Dataset records:
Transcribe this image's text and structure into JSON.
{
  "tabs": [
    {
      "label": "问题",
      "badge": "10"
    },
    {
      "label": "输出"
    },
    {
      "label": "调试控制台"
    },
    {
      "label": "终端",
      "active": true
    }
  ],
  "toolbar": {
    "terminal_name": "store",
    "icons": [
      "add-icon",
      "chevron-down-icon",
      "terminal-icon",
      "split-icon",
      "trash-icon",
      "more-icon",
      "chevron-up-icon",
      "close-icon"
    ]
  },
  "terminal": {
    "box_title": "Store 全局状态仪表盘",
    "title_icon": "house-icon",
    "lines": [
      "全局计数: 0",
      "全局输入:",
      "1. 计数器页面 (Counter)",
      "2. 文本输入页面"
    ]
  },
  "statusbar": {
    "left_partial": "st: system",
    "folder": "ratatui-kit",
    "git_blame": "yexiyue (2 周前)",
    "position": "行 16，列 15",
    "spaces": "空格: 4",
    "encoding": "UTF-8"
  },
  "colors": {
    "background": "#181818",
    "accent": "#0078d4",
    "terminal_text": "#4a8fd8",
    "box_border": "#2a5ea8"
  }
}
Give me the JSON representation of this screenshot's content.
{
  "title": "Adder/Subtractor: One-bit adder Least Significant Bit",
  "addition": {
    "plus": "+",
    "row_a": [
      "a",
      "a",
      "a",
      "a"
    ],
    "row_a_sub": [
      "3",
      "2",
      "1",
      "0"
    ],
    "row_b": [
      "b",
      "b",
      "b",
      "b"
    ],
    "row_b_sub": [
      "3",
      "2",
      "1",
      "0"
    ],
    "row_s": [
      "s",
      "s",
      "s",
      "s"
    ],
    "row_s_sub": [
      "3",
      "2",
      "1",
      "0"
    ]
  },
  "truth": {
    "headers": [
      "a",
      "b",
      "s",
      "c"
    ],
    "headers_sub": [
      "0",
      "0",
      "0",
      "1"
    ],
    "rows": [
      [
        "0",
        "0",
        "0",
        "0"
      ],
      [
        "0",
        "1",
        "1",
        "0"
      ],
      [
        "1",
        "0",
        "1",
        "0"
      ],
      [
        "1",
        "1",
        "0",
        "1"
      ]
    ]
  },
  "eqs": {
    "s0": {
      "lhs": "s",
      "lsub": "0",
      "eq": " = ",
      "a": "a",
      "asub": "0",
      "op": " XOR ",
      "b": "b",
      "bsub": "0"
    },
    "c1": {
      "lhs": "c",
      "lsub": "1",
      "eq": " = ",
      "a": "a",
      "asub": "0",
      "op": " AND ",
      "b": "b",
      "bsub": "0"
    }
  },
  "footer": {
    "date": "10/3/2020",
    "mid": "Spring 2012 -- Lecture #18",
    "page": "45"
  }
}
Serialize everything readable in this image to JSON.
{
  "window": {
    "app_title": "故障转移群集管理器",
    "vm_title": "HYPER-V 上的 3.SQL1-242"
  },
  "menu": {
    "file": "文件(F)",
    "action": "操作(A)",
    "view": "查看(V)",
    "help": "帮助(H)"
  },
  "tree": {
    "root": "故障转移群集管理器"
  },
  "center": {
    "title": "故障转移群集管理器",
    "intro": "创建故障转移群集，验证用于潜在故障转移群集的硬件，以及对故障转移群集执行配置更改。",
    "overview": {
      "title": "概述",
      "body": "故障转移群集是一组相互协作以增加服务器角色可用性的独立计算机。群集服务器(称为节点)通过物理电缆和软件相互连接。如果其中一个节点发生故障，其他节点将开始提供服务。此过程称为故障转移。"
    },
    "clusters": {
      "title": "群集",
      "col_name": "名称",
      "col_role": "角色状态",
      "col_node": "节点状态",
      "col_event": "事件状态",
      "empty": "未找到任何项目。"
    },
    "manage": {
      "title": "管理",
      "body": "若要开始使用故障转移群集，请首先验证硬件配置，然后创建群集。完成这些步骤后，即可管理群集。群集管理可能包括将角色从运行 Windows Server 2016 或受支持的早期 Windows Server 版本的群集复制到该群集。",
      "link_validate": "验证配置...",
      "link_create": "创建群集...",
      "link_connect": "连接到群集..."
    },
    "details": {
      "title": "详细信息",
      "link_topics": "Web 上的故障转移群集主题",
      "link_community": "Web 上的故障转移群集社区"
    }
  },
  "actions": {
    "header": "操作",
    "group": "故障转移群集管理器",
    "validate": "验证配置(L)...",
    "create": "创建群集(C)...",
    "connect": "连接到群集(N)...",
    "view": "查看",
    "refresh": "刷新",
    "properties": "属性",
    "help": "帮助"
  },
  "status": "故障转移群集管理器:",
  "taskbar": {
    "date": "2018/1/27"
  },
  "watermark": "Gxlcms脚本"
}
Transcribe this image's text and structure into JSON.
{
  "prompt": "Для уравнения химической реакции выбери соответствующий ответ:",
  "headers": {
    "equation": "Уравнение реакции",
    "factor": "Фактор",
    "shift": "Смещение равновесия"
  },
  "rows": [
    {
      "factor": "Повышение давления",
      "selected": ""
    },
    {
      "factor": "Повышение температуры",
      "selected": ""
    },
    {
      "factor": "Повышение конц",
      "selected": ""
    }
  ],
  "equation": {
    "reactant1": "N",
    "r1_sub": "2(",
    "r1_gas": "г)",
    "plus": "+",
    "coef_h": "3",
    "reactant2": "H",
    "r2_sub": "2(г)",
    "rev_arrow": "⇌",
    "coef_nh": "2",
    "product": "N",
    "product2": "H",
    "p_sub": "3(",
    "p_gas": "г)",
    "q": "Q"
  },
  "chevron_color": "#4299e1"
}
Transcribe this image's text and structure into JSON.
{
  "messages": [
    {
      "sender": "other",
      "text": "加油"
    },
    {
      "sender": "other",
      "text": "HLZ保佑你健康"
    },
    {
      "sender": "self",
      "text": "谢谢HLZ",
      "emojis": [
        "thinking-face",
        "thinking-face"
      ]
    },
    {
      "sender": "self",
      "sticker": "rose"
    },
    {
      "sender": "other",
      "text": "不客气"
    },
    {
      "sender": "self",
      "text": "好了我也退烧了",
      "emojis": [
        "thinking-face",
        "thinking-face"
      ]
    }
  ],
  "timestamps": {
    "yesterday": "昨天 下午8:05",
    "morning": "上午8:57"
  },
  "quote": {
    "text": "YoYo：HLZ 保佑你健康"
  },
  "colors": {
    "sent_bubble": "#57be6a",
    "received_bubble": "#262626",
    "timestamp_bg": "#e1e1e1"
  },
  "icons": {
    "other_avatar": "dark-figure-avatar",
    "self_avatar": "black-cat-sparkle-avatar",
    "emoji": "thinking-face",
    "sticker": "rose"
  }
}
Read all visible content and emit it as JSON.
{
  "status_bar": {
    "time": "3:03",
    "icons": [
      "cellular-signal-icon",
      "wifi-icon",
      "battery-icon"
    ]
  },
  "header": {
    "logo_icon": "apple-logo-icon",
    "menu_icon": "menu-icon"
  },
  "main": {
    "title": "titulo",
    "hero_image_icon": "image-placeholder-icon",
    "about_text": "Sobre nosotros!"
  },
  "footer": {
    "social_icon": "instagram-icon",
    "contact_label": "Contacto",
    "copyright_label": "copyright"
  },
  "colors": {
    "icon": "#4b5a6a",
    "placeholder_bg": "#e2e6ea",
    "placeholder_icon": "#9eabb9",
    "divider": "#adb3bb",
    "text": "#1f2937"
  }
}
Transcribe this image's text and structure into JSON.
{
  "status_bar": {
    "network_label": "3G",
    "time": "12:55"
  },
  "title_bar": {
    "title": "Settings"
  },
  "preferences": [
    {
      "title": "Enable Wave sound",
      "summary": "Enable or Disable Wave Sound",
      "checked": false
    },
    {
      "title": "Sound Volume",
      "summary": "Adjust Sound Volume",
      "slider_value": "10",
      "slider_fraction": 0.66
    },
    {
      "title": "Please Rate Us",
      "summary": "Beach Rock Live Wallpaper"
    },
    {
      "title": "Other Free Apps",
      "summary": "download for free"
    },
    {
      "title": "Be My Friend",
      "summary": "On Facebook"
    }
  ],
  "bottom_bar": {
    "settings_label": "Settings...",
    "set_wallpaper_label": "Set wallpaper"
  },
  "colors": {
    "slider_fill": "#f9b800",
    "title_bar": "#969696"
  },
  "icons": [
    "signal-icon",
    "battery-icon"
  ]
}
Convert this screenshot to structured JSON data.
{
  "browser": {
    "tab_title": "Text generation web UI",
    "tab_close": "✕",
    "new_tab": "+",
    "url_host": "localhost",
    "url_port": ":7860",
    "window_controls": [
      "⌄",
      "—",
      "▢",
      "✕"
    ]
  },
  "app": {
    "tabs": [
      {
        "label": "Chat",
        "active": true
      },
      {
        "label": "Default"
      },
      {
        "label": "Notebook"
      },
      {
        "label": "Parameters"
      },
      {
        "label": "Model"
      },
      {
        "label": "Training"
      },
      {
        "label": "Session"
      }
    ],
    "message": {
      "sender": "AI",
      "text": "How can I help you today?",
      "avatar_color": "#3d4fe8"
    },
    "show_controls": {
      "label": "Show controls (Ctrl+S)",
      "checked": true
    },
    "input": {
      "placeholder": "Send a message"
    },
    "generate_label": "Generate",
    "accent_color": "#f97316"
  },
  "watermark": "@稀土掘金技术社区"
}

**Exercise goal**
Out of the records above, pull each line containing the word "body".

**Written response**
      "body": "故障转移群集是一组相互协作以增加服务器角色可用性的独立计算机。群集服务器(称为节点)通过物理电缆和软件相互连接。如果其中一个节点发生故障，其他节点将开始提供服务。此过程称为故障转移。"
      "body": "若要开始使用故障转移群集，请首先验证硬件配置，然后创建群集。完成这些步骤后，即可管理群集。群集管理可能包括将角色从运行 Windows Server 2016 或受支持的早期 Windows Server 版本的群集复制到该群集。",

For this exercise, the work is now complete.